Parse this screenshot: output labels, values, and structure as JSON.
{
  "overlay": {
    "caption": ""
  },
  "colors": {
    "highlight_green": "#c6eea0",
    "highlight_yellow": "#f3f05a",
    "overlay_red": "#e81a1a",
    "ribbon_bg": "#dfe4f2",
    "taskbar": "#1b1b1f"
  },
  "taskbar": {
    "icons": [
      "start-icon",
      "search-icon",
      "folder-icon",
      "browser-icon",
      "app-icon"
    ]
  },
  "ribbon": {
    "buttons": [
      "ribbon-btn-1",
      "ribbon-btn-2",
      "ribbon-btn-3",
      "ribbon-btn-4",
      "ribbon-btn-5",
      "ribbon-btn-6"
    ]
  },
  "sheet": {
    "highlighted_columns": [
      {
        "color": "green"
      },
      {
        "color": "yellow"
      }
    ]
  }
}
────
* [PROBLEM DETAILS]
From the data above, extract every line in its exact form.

* [SOLUTION]
Parse this screenshot: output labels, values, and structure as JSON.
{
  "overlay": {
    "caption": ""
  },
  "colors": {
    "highlight_green": "#c6eea0",
    "highlight_yellow": "#f3f05a",
    "overlay_red": "#e81a1a",
    "ribbon_bg": "#dfe4f2",
    "taskbar": "#1b1b1f"
  },
  "taskbar": {
    "icons": [
      "start-icon",
      "search-icon",
      "folder-icon",
      "browser-icon",
      "app-icon"
    ]
  },
  "ribbon": {
    "buttons": [
      "ribbon-btn-1",
      "ribbon-btn-2",
      "ribbon-btn-3",
      "ribbon-btn-4",
      "ribbon-btn-5",
      "ribbon-btn-6"
    ]
  },
  "sheet": {
    "highlighted_columns": [
      {
        "color": "green"
      },
      {
        "color": "yellow"
      }
    ]
  }
}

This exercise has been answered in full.